• [Instructions for the task] Reproduce each record exactly, but exclude every picture.

• [Web page and app entries]
• • • • •

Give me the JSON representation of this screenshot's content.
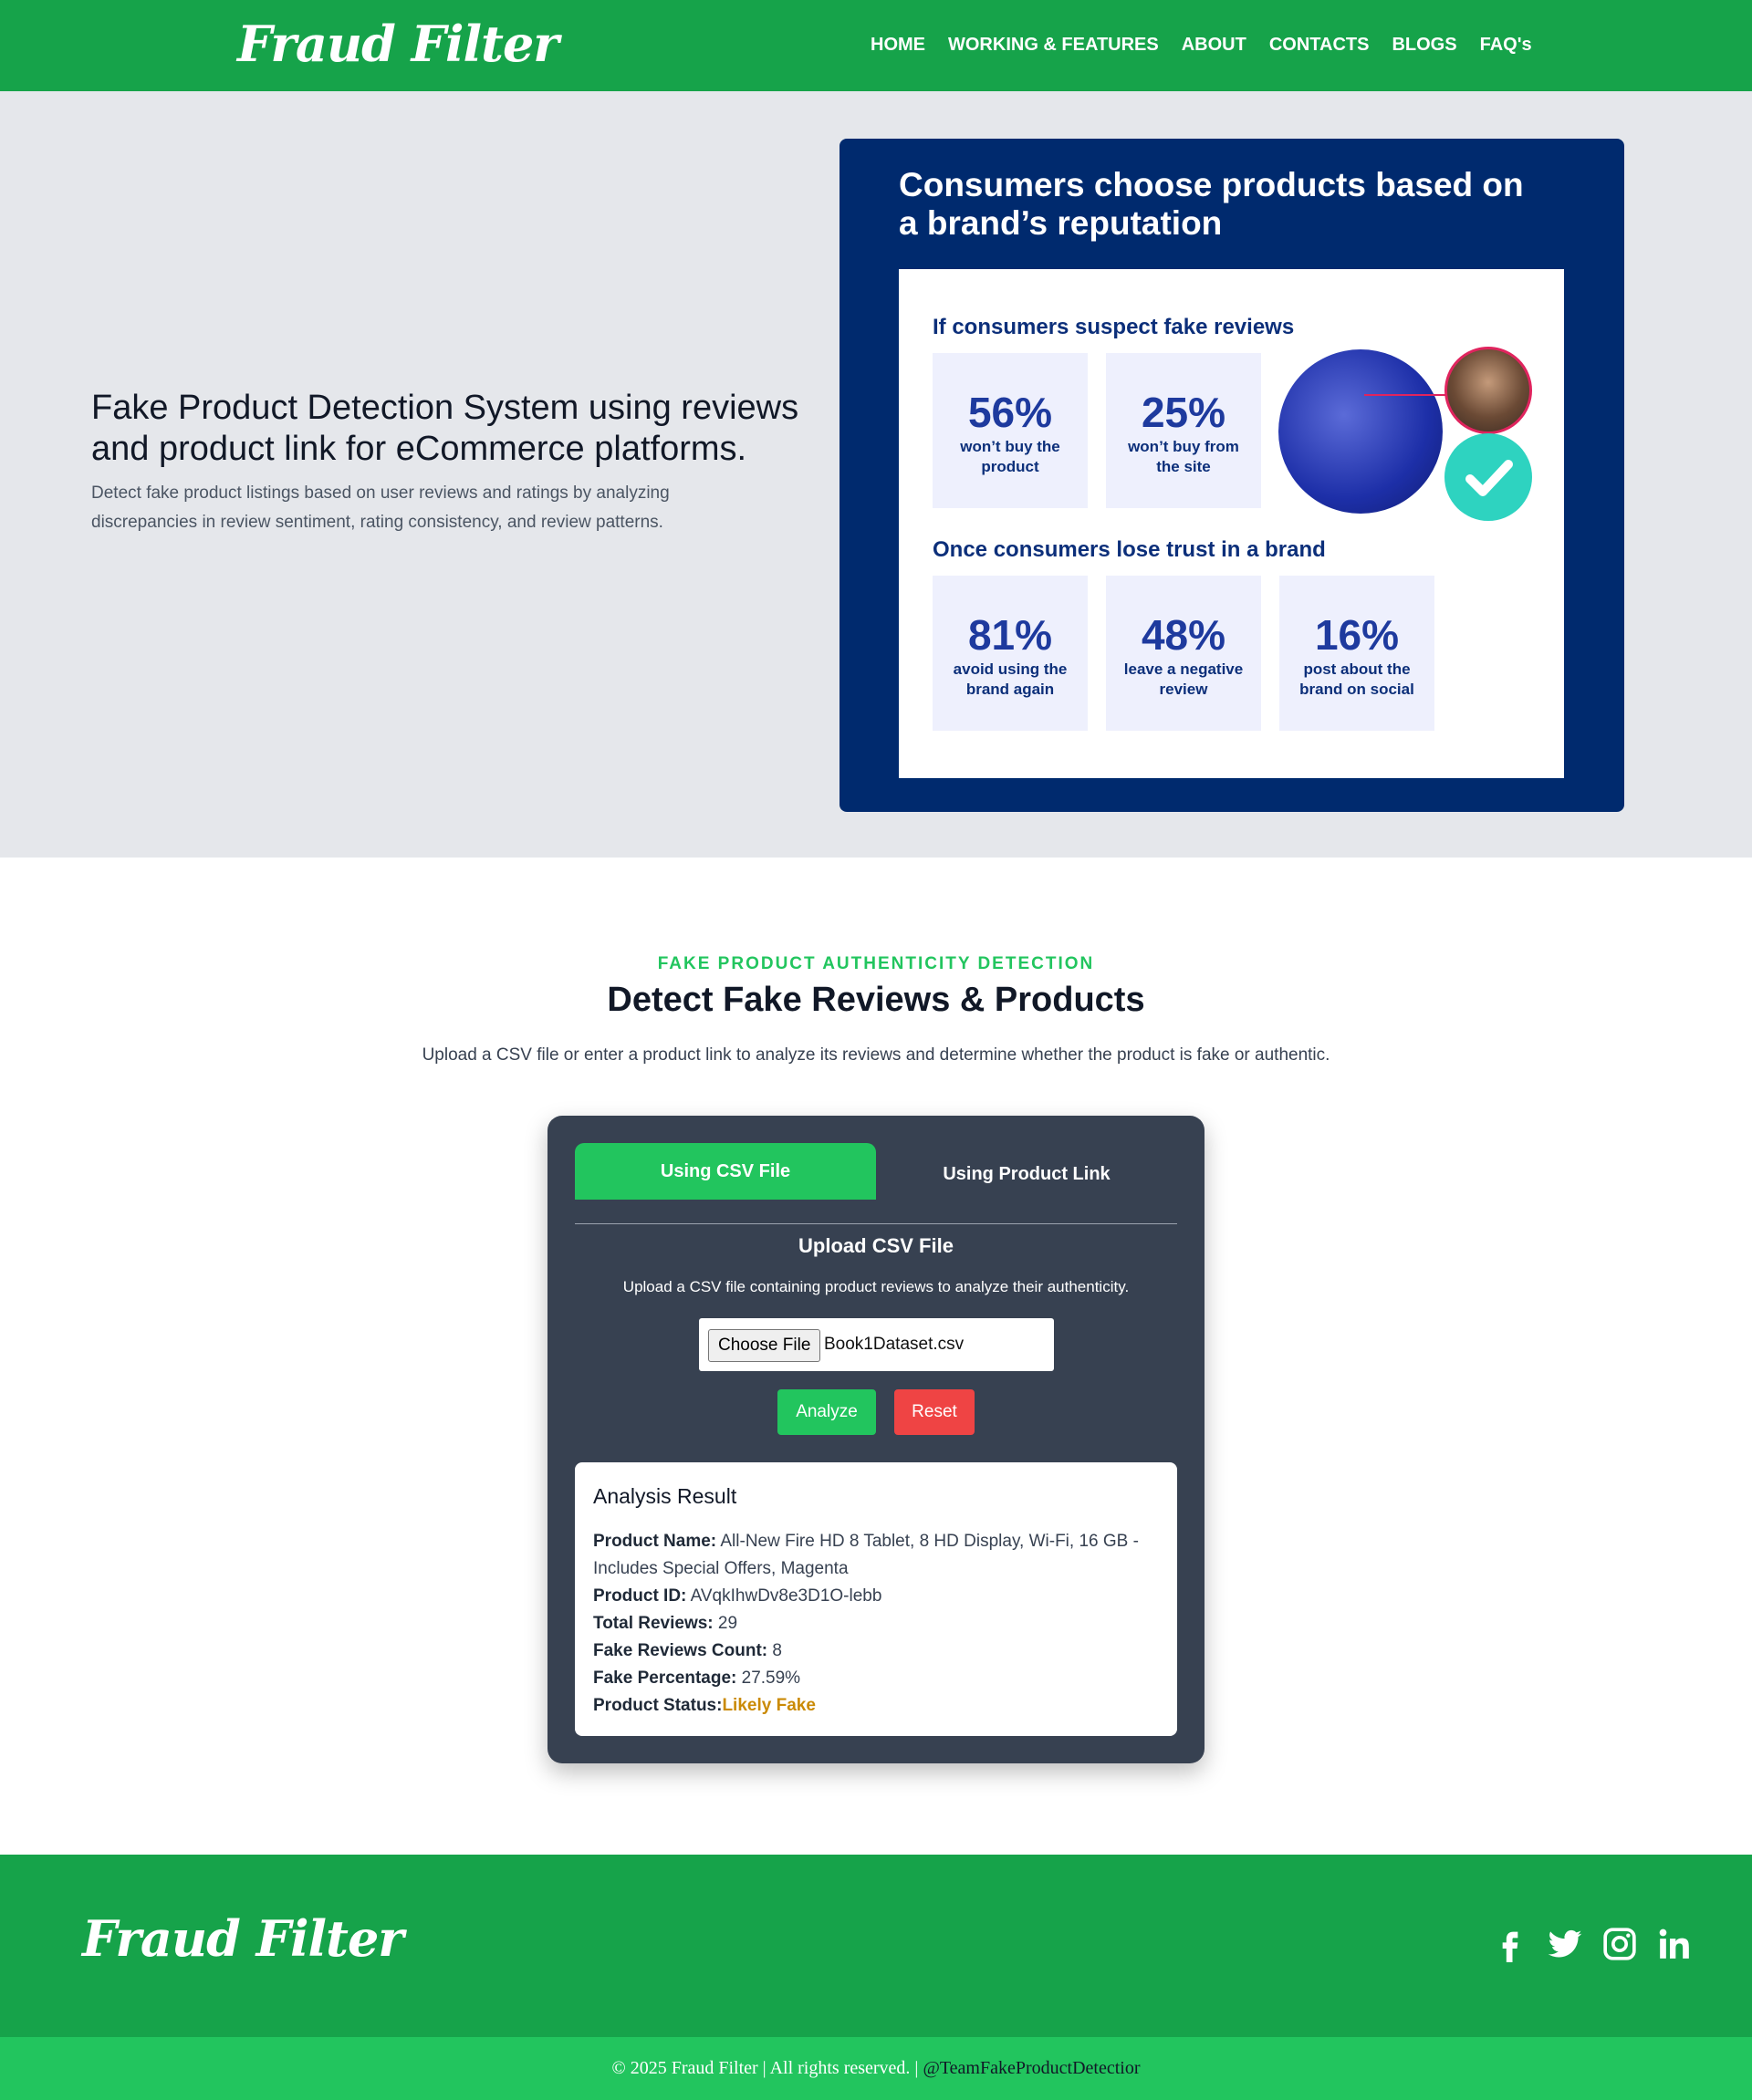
{
  "brand": {
    "name": "Fraud Filter"
  },
  "nav": {
    "items": [
      {
        "label": "HOME"
      },
      {
        "label": "WORKING & FEATURES"
      },
      {
        "label": "ABOUT"
      },
      {
        "label": "CONTACTS"
      },
      {
        "label": "BLOGS"
      },
      {
        "label": "FAQ's"
      }
    ]
  },
  "hero": {
    "title": "Fake Product Detection System using reviews and product link for eCommerce platforms.",
    "description": "Detect fake product listings based on user reviews and ratings by analyzing discrepancies in review sentiment, rating consistency, and review patterns."
  },
  "infographic": {
    "title": "Consumers choose products based on a brand’s reputation",
    "section1": "If consumers suspect fake reviews",
    "section2": "Once consumers lose trust in a brand",
    "stats1": [
      {
        "num": "56%",
        "label": "won’t buy the product"
      },
      {
        "num": "25%",
        "label": "won’t buy from the site"
      }
    ],
    "stats2": [
      {
        "num": "81%",
        "label": "avoid using the brand again"
      },
      {
        "num": "48%",
        "label": "leave a negative review"
      },
      {
        "num": "16%",
        "label": "post about the brand on social"
      }
    ]
  },
  "detect": {
    "eyebrow": "FAKE PRODUCT AUTHENTICITY DETECTION",
    "title": "Detect Fake Reviews & Products",
    "description": "Upload a CSV file or enter a product link to analyze its reviews and determine whether the product is fake or authentic."
  },
  "tool": {
    "tabs": [
      {
        "label": "Using CSV File"
      },
      {
        "label": "Using Product Link"
      }
    ],
    "upload_title": "Upload CSV File",
    "upload_desc": "Upload a CSV file containing product reviews to analyze their authenticity.",
    "choose_file_label": "Choose File",
    "file_name": "Book1Dataset.csv",
    "analyze_label": "Analyze",
    "reset_label": "Reset"
  },
  "result": {
    "heading": "Analysis Result",
    "product_name_label": "Product Name:",
    "product_name": "All-New Fire HD 8 Tablet, 8 HD Display, Wi-Fi, 16 GB - Includes Special Offers, Magenta",
    "product_id_label": "Product ID:",
    "product_id": "AVqkIhwDv8e3D1O-lebb",
    "total_reviews_label": "Total Reviews:",
    "total_reviews": "29",
    "fake_count_label": "Fake Reviews Count:",
    "fake_count": "8",
    "fake_pct_label": "Fake Percentage:",
    "fake_pct": "27.59%",
    "status_label": "Product Status:",
    "status": "Likely Fake"
  },
  "footer": {
    "copyright": "© 2025 Fraud Filter | All rights reserved. |",
    "handle": "@TeamFakeProductDetectior"
  },
  "colors": {
    "brand_green": "#16a34a",
    "accent_green": "#22c55e",
    "danger_red": "#ef4444",
    "warning_amber": "#ca8a04",
    "infographic_navy": "#002a6e"
  }
}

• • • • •

• [Task output]
Give me the JSON representation of this screenshot's content.
{
  "brand": {
    "name": "Fraud Filter"
  },
  "nav": {
    "items": [
      {
        "label": "HOME"
      },
      {
        "label": "WORKING & FEATURES"
      },
      {
        "label": "ABOUT"
      },
      {
        "label": "CONTACTS"
      },
      {
        "label": "BLOGS"
      },
      {
        "label": "FAQ's"
      }
    ]
  },
  "hero": {
    "title": "Fake Product Detection System using reviews and product link for eCommerce platforms.",
    "description": "Detect fake product listings based on user reviews and ratings by analyzing discrepancies in review sentiment, rating consistency, and review patterns."
  },
  "infographic": {
    "title": "Consumers choose products based on a brand’s reputation",
    "section1": "If consumers suspect fake reviews",
    "section2": "Once consumers lose trust in a brand",
    "stats1": [
      {
        "num": "56%",
        "label": "won’t buy the product"
      },
      {
        "num": "25%",
        "label": "won’t buy from the site"
      }
    ],
    "stats2": [
      {
        "num": "81%",
        "label": "avoid using the brand again"
      },
      {
        "num": "48%",
        "label": "leave a negative review"
      },
      {
        "num": "16%",
        "label": "post about the brand on social"
      }
    ]
  },
  "detect": {
    "eyebrow": "FAKE PRODUCT AUTHENTICITY DETECTION",
    "title": "Detect Fake Reviews & Products",
    "description": "Upload a CSV file or enter a product link to analyze its reviews and determine whether the product is fake or authentic."
  },
  "tool": {
    "tabs": [
      {
        "label": "Using CSV File"
      },
      {
        "label": "Using Product Link"
      }
    ],
    "upload_title": "Upload CSV File",
    "upload_desc": "Upload a CSV file containing product reviews to analyze their authenticity.",
    "choose_file_label": "Choose File",
    "file_name": "Book1Dataset.csv",
    "analyze_label": "Analyze",
    "reset_label": "Reset"
  },
  "result": {
    "heading": "Analysis Result",
    "product_name_label": "Product Name:",
    "product_name": "All-New Fire HD 8 Tablet, 8 HD Display, Wi-Fi, 16 GB - Includes Special Offers, Magenta",
    "product_id_label": "Product ID:",
    "product_id": "AVqkIhwDv8e3D1O-lebb",
    "total_reviews_label": "Total Reviews:",
    "total_reviews": "29",
    "fake_count_label": "Fake Reviews Count:",
    "fake_count": "8",
    "fake_pct_label": "Fake Percentage:",
    "fake_pct": "27.59%",
    "status_label": "Product Status:",
    "status": "Likely Fake"
  },
  "footer": {
    "copyright": "© 2025 Fraud Filter | All rights reserved. |",
    "handle": "@TeamFakeProductDetectior"
  },
  "colors": {
    "brand_green": "#16a34a",
    "accent_green": "#22c55e",
    "danger_red": "#ef4444",
    "warning_amber": "#ca8a04",
    "infographic_navy": "#002a6e"
  }
}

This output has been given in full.